Records from a data collection
******

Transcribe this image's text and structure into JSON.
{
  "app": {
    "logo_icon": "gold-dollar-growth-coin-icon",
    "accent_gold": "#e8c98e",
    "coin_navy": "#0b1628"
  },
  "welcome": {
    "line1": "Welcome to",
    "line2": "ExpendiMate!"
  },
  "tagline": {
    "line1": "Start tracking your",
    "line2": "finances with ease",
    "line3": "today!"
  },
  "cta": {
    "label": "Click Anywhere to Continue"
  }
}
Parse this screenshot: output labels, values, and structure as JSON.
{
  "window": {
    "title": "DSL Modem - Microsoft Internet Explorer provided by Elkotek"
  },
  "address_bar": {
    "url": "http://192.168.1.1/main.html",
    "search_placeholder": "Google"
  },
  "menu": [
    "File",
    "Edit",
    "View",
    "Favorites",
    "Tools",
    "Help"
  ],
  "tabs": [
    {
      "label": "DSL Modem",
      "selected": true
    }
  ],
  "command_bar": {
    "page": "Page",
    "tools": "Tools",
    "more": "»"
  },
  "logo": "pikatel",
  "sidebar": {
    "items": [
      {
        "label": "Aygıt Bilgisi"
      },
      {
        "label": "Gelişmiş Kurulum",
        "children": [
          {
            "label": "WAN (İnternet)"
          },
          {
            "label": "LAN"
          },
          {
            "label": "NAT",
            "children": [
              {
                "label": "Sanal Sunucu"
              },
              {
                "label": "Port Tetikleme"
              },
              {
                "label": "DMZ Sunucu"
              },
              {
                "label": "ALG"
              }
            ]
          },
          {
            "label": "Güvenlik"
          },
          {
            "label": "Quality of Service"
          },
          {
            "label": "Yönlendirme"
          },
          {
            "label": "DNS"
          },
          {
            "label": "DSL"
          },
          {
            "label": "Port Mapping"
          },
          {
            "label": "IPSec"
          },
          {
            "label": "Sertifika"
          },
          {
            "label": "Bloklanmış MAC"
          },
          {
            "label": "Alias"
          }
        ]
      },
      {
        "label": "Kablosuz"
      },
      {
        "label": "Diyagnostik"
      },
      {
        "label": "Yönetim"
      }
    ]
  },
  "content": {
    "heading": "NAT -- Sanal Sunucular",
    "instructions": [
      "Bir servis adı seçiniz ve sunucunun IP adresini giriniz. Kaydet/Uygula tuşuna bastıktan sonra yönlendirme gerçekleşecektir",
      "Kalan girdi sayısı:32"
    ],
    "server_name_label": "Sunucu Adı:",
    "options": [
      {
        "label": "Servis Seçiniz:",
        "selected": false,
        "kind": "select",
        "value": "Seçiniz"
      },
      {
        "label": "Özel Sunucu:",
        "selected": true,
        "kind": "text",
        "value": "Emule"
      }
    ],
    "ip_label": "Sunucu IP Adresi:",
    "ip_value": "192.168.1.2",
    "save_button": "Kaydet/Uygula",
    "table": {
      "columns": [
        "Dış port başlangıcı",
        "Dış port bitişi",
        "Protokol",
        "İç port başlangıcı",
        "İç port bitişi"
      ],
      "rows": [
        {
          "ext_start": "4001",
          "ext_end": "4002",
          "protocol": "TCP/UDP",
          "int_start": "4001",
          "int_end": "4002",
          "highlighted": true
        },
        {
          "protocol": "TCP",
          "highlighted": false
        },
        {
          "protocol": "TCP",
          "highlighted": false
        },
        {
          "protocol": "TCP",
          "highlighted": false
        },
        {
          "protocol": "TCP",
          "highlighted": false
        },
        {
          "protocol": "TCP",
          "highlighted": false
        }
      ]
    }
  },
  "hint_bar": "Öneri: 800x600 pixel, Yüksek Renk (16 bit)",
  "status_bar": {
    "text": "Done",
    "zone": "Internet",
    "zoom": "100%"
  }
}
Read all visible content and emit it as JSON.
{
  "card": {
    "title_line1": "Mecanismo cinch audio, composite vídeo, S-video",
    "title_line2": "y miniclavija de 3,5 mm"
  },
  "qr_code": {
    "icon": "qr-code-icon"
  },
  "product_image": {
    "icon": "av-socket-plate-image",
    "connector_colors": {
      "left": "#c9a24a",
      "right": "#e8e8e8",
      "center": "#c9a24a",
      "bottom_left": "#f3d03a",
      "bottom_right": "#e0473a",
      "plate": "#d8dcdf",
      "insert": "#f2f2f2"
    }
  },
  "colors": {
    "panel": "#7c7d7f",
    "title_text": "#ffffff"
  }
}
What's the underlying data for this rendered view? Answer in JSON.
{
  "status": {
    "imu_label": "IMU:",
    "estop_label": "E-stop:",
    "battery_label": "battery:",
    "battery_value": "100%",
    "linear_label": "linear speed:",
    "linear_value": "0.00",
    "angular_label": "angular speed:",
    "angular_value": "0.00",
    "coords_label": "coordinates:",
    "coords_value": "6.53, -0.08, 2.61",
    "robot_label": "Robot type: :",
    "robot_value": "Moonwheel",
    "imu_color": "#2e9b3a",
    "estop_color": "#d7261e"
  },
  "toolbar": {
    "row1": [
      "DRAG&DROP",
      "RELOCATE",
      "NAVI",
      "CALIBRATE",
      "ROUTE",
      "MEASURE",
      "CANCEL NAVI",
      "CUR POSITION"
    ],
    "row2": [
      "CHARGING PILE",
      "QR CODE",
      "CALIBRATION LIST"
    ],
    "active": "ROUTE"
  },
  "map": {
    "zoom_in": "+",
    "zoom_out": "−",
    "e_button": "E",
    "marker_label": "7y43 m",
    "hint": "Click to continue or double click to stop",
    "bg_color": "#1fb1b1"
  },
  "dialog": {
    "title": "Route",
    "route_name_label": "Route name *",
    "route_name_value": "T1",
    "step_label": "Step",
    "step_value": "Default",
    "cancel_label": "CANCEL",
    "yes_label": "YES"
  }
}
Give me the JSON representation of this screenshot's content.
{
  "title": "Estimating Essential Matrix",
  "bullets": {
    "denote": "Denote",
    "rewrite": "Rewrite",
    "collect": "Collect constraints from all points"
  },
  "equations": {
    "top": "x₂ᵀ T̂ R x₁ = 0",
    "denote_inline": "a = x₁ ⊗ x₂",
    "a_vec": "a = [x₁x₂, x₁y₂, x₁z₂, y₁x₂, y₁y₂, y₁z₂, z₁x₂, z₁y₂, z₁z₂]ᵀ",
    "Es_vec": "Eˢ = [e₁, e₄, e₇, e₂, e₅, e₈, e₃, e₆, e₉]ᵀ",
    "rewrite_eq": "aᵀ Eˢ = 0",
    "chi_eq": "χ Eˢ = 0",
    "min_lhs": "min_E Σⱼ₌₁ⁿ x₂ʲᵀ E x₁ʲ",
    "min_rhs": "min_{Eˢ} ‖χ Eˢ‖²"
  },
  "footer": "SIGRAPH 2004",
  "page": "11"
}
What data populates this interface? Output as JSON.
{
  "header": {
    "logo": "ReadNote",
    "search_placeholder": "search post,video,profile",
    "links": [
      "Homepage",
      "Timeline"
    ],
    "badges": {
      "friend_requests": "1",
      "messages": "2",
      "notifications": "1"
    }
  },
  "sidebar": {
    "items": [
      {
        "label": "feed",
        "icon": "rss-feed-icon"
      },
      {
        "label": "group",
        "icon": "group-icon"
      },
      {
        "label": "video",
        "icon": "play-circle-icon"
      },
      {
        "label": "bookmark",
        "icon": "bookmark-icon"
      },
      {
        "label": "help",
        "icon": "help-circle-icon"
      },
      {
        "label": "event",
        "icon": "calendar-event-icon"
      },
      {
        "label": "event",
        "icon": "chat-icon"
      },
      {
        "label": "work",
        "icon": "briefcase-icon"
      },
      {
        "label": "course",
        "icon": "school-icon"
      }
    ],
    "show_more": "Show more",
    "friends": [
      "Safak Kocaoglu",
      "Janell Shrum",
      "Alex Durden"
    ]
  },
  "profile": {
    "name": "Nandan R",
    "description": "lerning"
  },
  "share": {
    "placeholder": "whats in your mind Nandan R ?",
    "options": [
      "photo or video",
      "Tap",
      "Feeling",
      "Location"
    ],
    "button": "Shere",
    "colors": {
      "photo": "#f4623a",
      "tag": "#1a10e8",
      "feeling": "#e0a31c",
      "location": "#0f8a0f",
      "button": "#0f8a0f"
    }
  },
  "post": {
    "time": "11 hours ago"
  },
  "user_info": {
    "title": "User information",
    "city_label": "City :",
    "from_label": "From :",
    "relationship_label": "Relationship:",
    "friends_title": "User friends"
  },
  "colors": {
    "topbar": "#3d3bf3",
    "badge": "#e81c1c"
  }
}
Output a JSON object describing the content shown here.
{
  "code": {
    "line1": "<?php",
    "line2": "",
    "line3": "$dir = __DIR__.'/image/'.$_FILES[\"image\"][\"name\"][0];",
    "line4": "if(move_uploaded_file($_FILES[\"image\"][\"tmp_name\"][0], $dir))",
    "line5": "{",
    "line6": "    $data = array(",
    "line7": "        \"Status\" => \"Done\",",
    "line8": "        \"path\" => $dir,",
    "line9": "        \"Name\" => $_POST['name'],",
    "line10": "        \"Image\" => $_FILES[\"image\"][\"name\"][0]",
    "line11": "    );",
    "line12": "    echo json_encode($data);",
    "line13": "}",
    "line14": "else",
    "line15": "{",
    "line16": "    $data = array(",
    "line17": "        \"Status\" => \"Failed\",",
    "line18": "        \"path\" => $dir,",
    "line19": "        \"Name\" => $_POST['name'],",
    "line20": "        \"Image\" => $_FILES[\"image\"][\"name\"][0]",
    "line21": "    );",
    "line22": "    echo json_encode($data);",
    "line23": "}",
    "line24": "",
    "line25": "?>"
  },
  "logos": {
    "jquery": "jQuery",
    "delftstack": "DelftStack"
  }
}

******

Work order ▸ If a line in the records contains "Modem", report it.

Your solution ▸
    "title": "DSL Modem - Microsoft Internet Explorer provided by Elkotek"
      "label": "DSL Modem",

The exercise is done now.